- WORK INSTRUCTIONS: Whenever a line of the records below contains the word "label", copy that line.

----

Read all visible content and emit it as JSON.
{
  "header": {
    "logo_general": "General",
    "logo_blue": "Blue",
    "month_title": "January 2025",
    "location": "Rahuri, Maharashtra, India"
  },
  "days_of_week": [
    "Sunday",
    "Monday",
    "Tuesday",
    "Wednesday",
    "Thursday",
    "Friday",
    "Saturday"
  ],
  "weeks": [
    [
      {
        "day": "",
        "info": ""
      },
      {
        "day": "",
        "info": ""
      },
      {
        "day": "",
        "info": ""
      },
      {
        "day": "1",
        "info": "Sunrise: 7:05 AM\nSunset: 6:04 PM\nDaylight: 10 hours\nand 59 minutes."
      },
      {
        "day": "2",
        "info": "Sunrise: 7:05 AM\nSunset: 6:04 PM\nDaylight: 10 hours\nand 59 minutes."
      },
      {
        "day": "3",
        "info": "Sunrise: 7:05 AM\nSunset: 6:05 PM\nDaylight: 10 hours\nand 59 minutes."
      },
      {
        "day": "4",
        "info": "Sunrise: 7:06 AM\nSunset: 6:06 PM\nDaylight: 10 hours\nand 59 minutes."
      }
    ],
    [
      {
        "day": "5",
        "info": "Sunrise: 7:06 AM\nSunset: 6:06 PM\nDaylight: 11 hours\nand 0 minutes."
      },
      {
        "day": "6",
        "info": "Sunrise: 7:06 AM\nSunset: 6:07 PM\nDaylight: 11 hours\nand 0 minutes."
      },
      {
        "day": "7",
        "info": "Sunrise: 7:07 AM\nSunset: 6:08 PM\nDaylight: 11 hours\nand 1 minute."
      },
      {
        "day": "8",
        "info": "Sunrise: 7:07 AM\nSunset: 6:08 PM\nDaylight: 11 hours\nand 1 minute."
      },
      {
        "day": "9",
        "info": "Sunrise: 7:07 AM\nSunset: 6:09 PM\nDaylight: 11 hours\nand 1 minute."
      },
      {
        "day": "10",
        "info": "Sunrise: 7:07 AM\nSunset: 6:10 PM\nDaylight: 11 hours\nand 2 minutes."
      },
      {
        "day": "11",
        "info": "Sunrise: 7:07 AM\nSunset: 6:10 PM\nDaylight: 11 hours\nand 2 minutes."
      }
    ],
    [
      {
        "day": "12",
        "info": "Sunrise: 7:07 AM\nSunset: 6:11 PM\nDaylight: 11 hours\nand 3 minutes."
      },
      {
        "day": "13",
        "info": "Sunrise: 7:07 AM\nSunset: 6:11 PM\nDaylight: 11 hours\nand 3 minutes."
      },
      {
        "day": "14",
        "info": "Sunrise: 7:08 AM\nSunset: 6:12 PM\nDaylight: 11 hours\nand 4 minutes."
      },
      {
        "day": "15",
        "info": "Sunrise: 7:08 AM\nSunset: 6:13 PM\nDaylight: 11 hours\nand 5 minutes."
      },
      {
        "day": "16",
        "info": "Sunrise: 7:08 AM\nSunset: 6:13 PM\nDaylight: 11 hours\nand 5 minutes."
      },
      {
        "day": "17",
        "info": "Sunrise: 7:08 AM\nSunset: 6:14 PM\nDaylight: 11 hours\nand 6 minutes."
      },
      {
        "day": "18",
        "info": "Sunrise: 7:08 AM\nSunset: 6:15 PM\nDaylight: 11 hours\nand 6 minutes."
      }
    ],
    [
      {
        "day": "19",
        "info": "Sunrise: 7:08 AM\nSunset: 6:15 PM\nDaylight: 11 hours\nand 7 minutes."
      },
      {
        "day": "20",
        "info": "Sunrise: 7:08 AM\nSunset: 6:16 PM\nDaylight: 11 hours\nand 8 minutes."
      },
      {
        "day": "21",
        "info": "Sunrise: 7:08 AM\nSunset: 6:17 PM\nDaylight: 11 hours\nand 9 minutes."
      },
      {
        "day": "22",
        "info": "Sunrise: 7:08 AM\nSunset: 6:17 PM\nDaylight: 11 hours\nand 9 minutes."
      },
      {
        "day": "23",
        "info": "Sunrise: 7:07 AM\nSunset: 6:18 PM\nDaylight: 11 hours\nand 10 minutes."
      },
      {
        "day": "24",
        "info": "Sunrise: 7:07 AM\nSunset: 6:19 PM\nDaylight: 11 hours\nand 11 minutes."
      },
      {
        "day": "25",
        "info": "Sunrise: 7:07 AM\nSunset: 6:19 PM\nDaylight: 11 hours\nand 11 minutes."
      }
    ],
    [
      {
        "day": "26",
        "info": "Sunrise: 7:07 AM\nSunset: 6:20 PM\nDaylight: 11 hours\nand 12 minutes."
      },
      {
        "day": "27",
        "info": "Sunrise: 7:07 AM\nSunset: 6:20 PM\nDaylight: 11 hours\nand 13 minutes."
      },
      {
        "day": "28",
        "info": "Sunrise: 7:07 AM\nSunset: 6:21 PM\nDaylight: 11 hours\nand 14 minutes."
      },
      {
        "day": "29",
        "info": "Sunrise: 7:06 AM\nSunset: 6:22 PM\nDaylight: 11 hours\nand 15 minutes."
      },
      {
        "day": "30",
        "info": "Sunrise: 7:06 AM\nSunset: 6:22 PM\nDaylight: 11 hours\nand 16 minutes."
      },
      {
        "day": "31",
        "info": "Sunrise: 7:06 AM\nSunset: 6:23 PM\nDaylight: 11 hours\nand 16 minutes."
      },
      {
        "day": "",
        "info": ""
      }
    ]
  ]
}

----

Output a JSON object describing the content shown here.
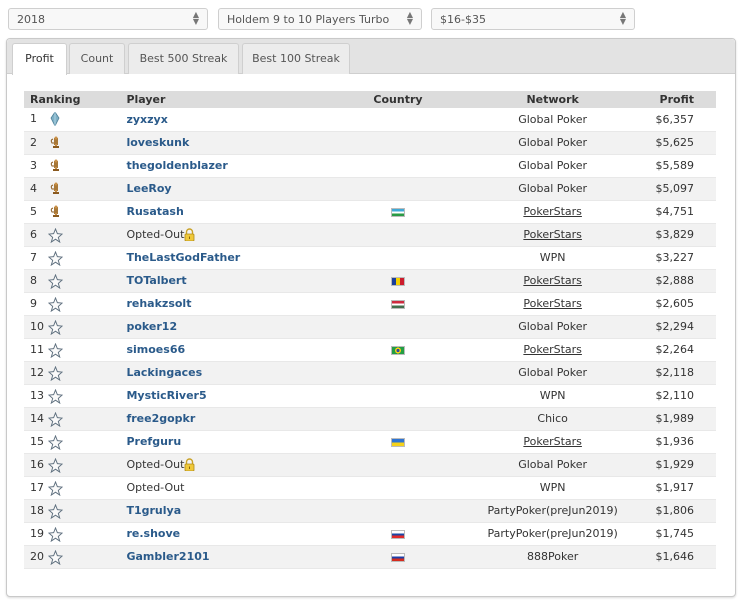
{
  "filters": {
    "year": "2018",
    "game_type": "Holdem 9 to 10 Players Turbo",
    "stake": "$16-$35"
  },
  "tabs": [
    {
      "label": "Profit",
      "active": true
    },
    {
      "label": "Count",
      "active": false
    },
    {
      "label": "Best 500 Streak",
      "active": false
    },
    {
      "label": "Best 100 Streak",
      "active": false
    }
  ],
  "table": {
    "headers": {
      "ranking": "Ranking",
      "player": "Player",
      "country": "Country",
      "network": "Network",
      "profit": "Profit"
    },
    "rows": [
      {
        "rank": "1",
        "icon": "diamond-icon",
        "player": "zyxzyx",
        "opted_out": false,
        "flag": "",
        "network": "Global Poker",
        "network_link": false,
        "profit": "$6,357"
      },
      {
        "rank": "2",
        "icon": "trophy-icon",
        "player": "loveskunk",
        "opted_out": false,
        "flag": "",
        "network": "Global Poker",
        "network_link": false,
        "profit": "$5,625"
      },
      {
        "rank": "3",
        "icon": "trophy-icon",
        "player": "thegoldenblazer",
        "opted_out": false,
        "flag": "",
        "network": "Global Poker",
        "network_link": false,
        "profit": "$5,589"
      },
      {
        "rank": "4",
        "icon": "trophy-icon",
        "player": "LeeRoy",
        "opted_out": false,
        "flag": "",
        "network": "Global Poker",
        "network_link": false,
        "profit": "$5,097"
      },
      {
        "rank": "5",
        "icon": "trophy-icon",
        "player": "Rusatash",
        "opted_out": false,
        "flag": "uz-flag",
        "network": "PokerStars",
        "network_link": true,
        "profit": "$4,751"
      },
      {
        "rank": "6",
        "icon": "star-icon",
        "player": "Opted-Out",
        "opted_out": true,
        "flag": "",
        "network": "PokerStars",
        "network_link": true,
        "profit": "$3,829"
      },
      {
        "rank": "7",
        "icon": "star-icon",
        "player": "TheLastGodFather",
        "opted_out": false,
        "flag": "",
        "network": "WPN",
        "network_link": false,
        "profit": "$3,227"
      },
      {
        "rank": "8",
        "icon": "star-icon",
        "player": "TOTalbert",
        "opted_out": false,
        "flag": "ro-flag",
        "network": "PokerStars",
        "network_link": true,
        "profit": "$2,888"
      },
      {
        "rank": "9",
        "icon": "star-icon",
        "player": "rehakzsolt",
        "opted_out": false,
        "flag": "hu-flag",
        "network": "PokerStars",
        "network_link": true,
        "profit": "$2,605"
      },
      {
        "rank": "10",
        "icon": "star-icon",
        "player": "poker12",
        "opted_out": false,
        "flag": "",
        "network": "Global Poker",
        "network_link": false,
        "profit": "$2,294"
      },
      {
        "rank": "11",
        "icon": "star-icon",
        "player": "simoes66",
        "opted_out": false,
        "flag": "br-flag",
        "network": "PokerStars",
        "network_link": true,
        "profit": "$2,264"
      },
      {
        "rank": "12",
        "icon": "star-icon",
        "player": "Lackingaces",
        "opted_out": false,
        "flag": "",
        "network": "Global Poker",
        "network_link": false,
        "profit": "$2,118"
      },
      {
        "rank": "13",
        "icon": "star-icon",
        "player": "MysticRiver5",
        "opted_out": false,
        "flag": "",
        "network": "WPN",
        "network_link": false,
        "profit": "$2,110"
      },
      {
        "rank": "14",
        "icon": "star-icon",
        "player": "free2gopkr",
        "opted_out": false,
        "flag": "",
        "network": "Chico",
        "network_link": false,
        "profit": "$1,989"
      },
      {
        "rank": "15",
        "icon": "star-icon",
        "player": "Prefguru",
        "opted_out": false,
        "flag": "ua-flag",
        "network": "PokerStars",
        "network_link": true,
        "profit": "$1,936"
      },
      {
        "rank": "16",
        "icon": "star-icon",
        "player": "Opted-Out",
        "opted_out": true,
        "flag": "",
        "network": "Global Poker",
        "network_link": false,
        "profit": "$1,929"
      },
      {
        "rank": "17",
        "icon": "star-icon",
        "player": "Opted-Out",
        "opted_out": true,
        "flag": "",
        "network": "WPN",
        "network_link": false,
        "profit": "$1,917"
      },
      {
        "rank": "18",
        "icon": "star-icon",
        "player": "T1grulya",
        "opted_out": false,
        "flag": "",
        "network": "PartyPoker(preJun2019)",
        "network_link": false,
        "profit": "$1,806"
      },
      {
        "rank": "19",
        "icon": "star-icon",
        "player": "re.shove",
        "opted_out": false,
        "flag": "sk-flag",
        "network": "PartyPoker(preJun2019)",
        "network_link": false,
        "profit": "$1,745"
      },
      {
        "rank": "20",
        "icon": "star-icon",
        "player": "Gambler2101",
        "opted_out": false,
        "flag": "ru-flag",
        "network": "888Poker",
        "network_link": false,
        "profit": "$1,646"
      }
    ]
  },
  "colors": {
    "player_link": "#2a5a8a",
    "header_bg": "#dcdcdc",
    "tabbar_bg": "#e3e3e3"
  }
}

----

- RESPONSE:
      "label": "Profit",
      "label": "Count",
      "label": "Best 500 Streak",
      "label": "Best 100 Streak",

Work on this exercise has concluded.